▶ Work instructions
Since only the total matters, count the lines of these entries containing the word "this" and write that total alone.

▶ Material supplied
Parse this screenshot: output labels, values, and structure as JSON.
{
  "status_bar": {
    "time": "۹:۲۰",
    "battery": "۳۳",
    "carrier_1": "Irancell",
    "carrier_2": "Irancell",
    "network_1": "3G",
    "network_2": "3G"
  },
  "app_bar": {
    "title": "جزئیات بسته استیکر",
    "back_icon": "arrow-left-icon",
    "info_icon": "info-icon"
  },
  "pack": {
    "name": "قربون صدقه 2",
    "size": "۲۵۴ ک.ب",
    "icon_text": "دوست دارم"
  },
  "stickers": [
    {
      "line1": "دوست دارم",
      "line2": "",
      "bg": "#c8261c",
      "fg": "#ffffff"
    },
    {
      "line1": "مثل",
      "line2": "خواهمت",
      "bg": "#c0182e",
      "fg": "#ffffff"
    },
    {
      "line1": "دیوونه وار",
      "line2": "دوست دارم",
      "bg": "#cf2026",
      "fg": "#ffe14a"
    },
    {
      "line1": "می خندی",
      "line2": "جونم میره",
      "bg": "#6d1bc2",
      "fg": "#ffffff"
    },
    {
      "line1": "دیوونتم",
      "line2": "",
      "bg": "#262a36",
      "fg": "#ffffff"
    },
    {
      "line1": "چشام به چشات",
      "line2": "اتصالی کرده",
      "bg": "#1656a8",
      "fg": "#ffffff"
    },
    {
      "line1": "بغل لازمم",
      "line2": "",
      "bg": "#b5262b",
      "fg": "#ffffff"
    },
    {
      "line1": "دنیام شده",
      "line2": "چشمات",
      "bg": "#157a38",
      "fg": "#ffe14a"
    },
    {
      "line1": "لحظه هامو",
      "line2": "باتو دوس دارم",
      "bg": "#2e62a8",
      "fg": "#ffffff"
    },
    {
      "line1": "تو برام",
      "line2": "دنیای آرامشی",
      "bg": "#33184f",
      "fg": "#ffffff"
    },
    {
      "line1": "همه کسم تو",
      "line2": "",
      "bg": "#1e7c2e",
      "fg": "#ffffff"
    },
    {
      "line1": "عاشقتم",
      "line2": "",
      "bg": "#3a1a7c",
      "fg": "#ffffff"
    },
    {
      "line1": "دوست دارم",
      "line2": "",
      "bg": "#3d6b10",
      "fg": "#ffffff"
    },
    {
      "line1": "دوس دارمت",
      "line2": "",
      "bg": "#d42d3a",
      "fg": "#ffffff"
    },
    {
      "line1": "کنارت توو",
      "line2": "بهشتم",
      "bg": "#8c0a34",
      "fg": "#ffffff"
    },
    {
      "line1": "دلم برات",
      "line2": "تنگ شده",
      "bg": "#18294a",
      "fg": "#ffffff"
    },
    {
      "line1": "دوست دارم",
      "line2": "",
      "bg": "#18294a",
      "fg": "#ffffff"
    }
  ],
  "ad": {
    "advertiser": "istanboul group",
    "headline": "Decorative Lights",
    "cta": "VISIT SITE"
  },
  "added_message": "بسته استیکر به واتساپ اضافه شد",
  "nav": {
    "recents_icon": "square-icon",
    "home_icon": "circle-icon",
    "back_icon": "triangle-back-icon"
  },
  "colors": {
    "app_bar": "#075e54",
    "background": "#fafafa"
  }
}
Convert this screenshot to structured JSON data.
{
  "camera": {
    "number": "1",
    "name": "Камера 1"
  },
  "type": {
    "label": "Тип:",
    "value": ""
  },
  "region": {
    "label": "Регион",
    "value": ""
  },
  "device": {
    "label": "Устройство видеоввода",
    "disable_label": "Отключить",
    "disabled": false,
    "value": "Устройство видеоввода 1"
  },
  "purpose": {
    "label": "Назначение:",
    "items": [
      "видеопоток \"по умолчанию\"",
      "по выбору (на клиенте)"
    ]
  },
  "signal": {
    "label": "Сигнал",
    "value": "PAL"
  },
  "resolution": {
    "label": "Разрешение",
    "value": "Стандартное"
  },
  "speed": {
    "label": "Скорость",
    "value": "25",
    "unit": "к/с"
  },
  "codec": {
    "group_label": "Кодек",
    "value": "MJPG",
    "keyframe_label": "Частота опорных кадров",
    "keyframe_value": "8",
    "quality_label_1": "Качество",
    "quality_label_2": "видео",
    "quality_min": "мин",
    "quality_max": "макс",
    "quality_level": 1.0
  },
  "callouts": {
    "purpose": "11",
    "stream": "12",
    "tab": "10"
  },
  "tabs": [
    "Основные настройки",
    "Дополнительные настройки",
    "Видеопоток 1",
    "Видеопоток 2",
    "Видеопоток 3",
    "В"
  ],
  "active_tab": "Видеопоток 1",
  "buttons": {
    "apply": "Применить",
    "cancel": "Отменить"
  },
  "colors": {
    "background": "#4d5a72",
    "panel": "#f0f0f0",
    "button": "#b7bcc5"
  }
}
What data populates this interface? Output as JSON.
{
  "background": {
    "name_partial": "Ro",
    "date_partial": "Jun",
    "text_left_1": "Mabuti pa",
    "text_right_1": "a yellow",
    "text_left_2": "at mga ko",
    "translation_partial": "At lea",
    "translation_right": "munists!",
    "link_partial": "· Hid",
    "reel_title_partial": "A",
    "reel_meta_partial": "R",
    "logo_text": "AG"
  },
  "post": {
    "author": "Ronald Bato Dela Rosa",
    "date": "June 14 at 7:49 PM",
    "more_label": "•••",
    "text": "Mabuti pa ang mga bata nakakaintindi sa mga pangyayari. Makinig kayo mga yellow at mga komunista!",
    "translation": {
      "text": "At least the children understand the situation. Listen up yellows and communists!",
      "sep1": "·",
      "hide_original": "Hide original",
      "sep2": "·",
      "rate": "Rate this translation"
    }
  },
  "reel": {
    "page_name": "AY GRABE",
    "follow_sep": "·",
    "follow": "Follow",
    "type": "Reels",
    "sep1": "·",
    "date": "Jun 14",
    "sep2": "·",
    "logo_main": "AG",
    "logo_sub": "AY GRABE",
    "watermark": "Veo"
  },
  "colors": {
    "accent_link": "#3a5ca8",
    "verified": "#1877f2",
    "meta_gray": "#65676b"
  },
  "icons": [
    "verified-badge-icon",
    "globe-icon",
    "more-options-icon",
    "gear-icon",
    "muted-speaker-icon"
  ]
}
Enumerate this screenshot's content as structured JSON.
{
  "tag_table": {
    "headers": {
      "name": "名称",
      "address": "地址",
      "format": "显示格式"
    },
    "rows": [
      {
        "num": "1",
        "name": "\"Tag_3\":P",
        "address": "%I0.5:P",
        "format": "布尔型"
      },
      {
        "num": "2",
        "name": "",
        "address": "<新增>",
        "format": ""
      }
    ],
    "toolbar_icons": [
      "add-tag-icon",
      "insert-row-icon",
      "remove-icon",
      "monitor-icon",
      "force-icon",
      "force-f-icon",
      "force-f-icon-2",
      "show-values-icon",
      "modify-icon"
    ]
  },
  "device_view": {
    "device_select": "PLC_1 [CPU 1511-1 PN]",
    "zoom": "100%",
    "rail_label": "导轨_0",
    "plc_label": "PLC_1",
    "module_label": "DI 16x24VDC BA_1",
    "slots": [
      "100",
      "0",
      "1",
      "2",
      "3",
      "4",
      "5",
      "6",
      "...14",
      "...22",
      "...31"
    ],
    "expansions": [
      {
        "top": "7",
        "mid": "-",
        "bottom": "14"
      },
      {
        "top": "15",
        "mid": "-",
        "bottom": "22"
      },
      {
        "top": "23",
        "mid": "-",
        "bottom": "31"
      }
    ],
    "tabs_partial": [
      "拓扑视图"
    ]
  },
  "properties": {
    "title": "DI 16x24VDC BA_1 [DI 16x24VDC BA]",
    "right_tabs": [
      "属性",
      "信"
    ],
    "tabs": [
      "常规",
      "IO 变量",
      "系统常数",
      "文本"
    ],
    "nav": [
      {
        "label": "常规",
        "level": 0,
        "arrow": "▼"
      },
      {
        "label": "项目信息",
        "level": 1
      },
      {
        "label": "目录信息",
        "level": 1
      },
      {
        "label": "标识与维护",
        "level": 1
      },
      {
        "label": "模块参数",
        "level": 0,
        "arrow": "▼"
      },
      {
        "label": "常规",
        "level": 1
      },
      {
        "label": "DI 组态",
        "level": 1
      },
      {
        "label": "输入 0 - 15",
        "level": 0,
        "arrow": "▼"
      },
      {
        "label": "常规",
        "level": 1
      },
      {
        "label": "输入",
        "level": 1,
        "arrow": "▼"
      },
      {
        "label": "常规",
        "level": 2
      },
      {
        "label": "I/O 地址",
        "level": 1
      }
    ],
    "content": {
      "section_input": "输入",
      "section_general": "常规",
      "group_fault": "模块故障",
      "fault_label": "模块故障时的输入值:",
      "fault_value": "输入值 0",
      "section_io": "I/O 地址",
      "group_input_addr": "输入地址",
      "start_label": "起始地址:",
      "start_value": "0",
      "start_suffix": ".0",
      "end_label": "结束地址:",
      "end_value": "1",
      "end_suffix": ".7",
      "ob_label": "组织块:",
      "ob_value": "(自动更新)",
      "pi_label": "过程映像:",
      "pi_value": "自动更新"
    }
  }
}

▶ Response to the exercise
5